A few months ago while at Nike’s Portland WHQ, I was fortunate enough to be involved in a new series of interviews with a number of people involved in the history and development of one of Nike’s most iconic shoes, the Dunk! While, in recent years the Dunk has taken on numerous new faces, its still a very important shoe within Basketball, Skateboarding and even fashion. It carries alot of history, holds a simple and clean aesthetic, and certainly isn’t all about the hype. For this reason I was honoured to be a part of this project and it was great to speak to so many people who shared my views and need to express what the dunk really stands for. Over the next few weeks and months you’ll see a number of interviews and product releases from a new era in the history of the Dunk, here’s a preview. I spoke with Jesse Levya, the man behind Nike’s Teir 0 programme and their Global Design Director.
Name: Jesse Levya.
Where you’re from: A little town called Woodland, Oregon.
Where you’re at: Portland, OR.
Occupation: Global Design Director for Nike.
What is your favorite Dunk and why?
I would say the Goldenrods or the Michigan colorway. It’s like what’s the greatest original colorway? What’s the greatest collaboration colorway? What’s the greatest SB colorway? The Dunk is now so many personalities it’s hard to say which is my favorite Dunk. But any of the original Be True to Your School colors will probably always be my favorite Dunks.
How does “Be True to Your School” apply to your work on the Dunk?

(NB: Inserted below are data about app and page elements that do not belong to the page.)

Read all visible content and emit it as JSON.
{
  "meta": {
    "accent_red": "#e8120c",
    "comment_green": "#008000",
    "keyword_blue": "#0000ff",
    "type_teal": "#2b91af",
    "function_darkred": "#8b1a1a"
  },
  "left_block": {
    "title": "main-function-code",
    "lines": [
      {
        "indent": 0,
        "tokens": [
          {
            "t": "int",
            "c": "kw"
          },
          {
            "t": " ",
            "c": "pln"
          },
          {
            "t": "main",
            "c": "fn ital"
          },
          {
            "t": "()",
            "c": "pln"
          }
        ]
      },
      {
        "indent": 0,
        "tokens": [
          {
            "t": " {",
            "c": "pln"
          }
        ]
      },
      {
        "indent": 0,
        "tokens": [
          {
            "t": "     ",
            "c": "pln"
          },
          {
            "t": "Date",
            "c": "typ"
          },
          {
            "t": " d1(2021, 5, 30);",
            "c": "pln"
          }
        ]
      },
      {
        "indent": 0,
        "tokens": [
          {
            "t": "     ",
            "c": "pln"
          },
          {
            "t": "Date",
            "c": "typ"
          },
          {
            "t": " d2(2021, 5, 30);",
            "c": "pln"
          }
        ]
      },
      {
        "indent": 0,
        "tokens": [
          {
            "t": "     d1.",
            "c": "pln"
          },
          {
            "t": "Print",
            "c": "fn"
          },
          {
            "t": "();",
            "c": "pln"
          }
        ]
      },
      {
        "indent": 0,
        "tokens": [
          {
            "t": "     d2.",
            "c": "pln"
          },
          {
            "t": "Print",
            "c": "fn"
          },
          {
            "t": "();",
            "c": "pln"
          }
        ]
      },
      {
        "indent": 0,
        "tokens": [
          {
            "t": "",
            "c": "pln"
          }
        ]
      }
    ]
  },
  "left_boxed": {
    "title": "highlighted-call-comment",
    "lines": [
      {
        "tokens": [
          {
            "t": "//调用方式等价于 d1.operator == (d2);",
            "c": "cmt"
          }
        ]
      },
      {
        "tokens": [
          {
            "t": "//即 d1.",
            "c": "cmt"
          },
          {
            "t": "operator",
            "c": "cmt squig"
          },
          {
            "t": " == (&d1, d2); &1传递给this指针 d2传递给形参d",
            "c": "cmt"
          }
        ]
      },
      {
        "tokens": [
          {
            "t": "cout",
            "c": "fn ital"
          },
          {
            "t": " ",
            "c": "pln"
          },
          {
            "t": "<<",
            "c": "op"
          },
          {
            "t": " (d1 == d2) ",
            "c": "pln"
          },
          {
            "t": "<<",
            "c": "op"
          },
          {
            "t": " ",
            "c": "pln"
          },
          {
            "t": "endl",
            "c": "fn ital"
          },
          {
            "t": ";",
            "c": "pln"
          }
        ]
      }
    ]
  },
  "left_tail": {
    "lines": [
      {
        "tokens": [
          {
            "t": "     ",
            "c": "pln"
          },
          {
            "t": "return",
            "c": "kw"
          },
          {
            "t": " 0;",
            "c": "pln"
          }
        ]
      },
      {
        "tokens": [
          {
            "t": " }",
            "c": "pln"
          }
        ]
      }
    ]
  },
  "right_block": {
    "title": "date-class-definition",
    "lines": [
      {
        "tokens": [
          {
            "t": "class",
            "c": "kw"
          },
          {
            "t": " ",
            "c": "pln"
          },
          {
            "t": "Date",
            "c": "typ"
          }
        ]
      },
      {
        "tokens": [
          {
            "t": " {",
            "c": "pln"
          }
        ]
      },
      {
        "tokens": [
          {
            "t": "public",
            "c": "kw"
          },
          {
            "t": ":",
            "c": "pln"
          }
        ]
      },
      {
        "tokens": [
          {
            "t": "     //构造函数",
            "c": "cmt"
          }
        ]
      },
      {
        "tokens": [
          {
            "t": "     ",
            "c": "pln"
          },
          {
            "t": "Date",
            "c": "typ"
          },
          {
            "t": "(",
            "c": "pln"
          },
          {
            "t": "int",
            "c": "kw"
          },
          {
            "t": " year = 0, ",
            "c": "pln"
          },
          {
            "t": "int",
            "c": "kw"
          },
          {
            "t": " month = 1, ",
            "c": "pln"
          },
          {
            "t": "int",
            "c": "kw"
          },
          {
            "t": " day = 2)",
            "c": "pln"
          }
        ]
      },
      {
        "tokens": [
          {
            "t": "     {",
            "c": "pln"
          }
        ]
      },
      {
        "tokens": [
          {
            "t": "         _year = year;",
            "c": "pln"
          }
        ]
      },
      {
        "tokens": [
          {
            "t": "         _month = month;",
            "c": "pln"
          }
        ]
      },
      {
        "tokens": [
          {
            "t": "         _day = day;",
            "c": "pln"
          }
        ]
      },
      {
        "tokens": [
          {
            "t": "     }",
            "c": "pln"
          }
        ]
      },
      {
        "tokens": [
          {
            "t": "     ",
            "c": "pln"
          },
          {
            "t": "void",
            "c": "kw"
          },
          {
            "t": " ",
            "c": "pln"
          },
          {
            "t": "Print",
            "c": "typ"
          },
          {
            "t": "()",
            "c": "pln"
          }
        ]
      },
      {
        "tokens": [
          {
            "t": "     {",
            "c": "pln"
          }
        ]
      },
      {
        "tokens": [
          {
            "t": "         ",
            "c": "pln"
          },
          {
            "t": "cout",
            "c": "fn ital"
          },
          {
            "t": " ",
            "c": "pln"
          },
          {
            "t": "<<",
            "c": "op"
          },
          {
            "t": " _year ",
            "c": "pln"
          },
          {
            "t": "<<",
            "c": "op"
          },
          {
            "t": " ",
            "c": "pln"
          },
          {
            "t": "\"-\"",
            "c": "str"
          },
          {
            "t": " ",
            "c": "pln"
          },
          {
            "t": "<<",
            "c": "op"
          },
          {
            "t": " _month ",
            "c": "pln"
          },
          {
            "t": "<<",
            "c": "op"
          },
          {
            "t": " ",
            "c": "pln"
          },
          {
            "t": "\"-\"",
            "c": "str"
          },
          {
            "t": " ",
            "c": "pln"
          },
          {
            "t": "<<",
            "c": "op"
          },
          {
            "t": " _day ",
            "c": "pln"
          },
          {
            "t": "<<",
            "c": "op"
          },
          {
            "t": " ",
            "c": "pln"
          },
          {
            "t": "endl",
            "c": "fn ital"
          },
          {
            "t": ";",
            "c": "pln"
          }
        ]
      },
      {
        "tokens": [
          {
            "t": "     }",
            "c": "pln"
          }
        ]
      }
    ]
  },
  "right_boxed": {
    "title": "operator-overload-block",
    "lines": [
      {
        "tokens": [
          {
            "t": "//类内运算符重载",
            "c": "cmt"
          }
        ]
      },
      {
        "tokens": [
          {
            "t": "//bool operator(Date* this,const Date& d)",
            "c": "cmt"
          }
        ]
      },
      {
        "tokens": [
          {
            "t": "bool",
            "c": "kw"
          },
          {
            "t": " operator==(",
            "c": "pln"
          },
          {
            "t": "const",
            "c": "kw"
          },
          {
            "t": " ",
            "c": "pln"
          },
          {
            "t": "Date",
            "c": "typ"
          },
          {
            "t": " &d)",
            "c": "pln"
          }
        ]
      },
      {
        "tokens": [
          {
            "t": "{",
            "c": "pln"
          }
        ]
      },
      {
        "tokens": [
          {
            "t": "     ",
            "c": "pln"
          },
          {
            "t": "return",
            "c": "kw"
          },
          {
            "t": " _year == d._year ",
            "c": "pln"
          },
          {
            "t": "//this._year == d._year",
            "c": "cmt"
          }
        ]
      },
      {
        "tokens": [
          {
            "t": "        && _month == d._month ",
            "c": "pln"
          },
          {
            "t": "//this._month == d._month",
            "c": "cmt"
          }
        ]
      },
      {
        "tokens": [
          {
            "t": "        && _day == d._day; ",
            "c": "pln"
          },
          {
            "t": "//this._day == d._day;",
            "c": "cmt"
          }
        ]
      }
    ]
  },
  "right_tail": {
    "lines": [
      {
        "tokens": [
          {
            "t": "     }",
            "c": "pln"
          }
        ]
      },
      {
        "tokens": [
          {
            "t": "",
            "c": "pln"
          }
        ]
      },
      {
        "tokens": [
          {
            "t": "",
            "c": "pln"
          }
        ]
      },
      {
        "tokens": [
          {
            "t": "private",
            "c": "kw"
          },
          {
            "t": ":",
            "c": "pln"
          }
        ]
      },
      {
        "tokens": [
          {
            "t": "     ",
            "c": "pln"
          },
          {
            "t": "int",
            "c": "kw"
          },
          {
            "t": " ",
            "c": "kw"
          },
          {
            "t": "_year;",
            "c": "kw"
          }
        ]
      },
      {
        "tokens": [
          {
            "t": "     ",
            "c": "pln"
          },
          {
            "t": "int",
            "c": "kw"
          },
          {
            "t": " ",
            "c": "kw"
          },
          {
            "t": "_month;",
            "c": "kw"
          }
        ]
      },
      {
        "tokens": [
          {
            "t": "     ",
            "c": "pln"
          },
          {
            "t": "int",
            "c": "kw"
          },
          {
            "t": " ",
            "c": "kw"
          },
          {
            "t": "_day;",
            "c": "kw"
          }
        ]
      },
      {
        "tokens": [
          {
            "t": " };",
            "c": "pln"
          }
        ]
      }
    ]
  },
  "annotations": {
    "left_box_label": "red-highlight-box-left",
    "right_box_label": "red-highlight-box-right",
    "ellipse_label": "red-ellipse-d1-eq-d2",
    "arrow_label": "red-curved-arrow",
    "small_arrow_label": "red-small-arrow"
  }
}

I’m a really big basketball geek so I remember watching all of those guys in Sports Illustrated and Derrick Coleman–when he was wearing them at Syracuse–I thought that was insane. I just remember going, “what are those shoes?!” There are so many crazy things happening with the Dunk, what if the creative direction for the season is just going
back to the original “Be True to your school?” Let’s look at what they did back in the day and figure out how to make a few little tweaks but really stay true to that.
How will that manifest itself in 08?
We started looking at it and thought there were a lot of great similarities between the kid who camps out for a Duke game and a kid who camps out for a Dunk. So what we want to do is a series of Dunks around those colleges around the US which kids are really passionate about their basketball team. We are going to do a Duke Dunk that’s only going to be sold in Durham, North Carolina. We are going to do a North Carolina Dunk that’s only to be sold in Chapel Hill, North Carolina. So if you don’t live in Chapel Hill you are not going to get the shoe. It’s only going to be sold there. It’s really, really special for the kid who is buying it, and it’s relevant and it’s local.
What’s one of your proudest creations at Nike?
To me my favorite shoe that we have done is probably the hybrid with Anthony Hope from the innovation kitchen. This is the trainer Dunk Low. The shoe is great just because when we first showed the concepts people wanted us to drop it. I remember being in New York and there were like twenty Nike people that say whether a shoe is going to make it or not. I remember calling Anthony Hope going, “Dude they completely hated the concept, they didn’t get it”. Then I came back to Portland and on my way back I was talking to Parker and Mark was like “Keep going, you have something there. Just think it through and make sure what you’re doing is the right thing to do for the sneaker game. And if it is, then keep going.” So if he hadn’t of said that, then we would have dropped the project all together, it wouldn’t have happened, because people were like, “Don’t do it, it’s going to ruin the sneaker game, kids are going to be pissed. Youre going to ruin the Dunk, you’re going to ruin the Trainer One,” and we were like “no, no, no, you don’t get it. It’s making it better.”